*Records:*
+-------+
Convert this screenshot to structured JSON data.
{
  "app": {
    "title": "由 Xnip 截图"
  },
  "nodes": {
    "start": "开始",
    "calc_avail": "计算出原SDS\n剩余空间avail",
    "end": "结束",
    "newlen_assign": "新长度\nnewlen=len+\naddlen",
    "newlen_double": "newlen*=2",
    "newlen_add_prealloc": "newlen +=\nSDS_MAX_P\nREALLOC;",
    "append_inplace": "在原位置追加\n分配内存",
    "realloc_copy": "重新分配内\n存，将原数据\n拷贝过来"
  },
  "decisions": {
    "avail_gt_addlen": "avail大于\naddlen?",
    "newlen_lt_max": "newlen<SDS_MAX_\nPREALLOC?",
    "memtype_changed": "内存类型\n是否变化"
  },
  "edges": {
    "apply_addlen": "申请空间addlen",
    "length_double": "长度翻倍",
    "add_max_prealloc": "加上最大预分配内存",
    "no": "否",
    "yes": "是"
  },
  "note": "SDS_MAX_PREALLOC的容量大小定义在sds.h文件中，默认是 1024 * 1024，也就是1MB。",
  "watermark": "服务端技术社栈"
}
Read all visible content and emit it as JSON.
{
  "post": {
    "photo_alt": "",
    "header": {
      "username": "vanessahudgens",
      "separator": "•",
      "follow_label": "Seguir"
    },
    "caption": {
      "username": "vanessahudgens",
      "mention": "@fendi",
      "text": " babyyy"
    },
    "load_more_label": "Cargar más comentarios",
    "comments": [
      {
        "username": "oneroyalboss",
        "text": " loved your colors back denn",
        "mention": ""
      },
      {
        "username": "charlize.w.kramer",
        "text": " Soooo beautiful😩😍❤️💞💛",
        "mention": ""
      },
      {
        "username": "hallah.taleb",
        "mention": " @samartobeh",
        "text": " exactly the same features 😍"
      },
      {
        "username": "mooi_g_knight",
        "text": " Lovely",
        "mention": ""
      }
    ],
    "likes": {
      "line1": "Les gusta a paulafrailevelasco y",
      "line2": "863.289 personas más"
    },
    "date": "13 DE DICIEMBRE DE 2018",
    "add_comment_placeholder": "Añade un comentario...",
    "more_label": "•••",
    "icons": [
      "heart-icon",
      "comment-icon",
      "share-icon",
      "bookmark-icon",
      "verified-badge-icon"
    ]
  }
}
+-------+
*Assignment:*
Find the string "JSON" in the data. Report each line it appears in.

*Output for this exercise:*
Convert this screenshot to structured JSON data.
Read all visible content and emit it as JSON.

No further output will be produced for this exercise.